The concept of truth is the central aspect of religion. What is truth? How is it attained? These questions have been the focal points of theological discussion throughout history. Gandhi suggested that truth can be found in his concepts of Satyagraha, or total self-renunciation, and Ahimsa (non-violence). He believed that truth can only be found by living frugally and without attachment to worldly desires. Gandhi was a pluralist who held the belief that all religions are paths to salvation and that truth lies within each individual's willingness to sacrifice worldly goods and live a life of spirituality.
[...] prevented me from providing them with the literary education I had desired, and all my sons have had complaints to make against me in this matter.” (Gandhi, 200). This shows Gandhi's rejection of the traditional Hindu concept of Dharma, or duty. He was already so involved in his seeking for truth that he no longer fulfilled the Dharma of the head of a family. It also shows how strongly Gandhi felt about his vows, as he put them before his own, and even his family's interests. [...]
[...] Gandhi summed up his difficulties with Christianities after he attended a convention in England. was more than I could believe that Jesus was the only incarnate son of God, and that only he who believed in him would have everlasting life. If God could have sons, all of us were His sons. If Jesus was like God, or God himself, then all men were like God and could be God himself. My reason was not ready to believe literally that Jesus by his death and by his blood redeemed the sins of the world. [...]

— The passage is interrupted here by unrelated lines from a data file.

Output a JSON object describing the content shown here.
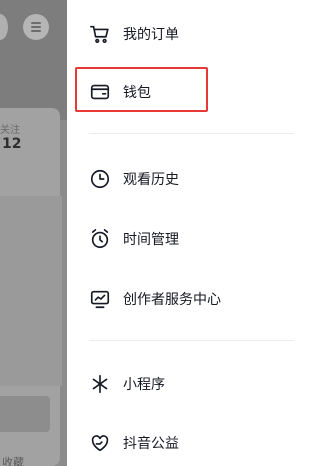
{
  "background": {
    "follow_label": "关注",
    "follow_count": "12",
    "bottom_text": "收藏"
  },
  "drawer": {
    "items": [
      {
        "label": "我的订单",
        "icon": "shopping-cart-icon"
      },
      {
        "label": "钱包",
        "icon": "wallet-icon"
      },
      {
        "label": "观看历史",
        "icon": "clock-icon"
      },
      {
        "label": "时间管理",
        "icon": "alarm-clock-icon"
      },
      {
        "label": "创作者服务中心",
        "icon": "creator-chart-icon"
      },
      {
        "label": "小程序",
        "icon": "mini-program-icon"
      },
      {
        "label": "抖音公益",
        "icon": "heart-hands-icon"
      }
    ]
  },
  "highlight_color": "#e53935"
}
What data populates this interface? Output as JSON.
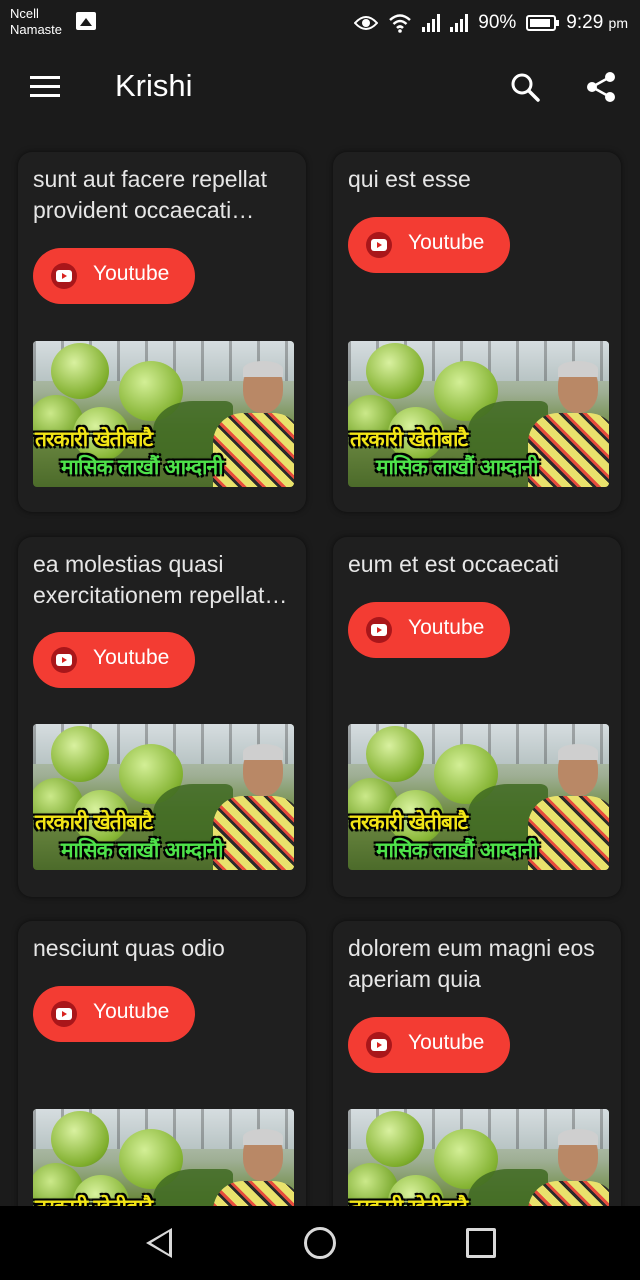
{
  "status_bar": {
    "carrier_line1": "Ncell",
    "carrier_line2": "Namaste",
    "battery_percent": "90%",
    "time": "9:29",
    "time_suffix": "pm",
    "icons": [
      "gallery-icon",
      "eye-icon",
      "wifi-icon",
      "signal-icon",
      "signal-icon",
      "battery-icon"
    ]
  },
  "app_bar": {
    "title": "Krishi",
    "icons": [
      "menu-icon",
      "search-icon",
      "share-icon"
    ]
  },
  "button_label": "Youtube",
  "thumbnail_caption_line1": "तरकारी खेतीबाटै",
  "thumbnail_caption_line2": "मासिक लाखौं आम्दानी",
  "cards": [
    {
      "title": "sunt aut facere repellat provident occaecati excepturi optio reprehenderit",
      "button": "Youtube"
    },
    {
      "title": "qui est esse",
      "button": "Youtube"
    },
    {
      "title": "ea molestias quasi exercitationem repellat qui ipsa sit aut",
      "button": "Youtube"
    },
    {
      "title": "eum et est occaecati",
      "button": "Youtube"
    },
    {
      "title": "nesciunt quas odio",
      "button": "Youtube"
    },
    {
      "title": "dolorem eum magni eos aperiam quia",
      "button": "Youtube"
    }
  ],
  "colors": {
    "background": "#1b1b1b",
    "card": "#1f1f1f",
    "button": "#f33c33",
    "caption_yellow": "#f2e516",
    "caption_green": "#4ee24a"
  },
  "nav_bar": {
    "icons": [
      "back-icon",
      "home-icon",
      "recents-icon"
    ]
  }
}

[...] On the other hand, Christianity fails to satisfy the beliefs of a pluralist such as Gandhi, as its weaknesses lie in its exclusivist nature. The uniqueness of Gandhi's path to truth lies in its individuality. Gandhi uses religion to support his path but it is not a necessity. Satyagraha and Ahimsa can be practiced regardless of one's religion. The truth is the product of a lifetime of making mistakes and learning from them, as well as learning from other people through dialogue and understanding of the position of others. It is also the product of a [...]
[...] I doubt whether in the present state of Hinduism and India, Hindus can vindicate the right to wear a symbol charged with such a meaning. That right can come only after Hinduism has purged itself of untouchability, has removed all distinctions of superiority and inferiority, and shed a host of other evils and shams that have become rampant in (Gandhi, 393). This shows how appalled Gandhi was by the practice of the caste system and untouchability. He saw this as the greatest evil in Hinduism and led the movement that would finally outlaw the caste system in 1949. [...]
using our reader.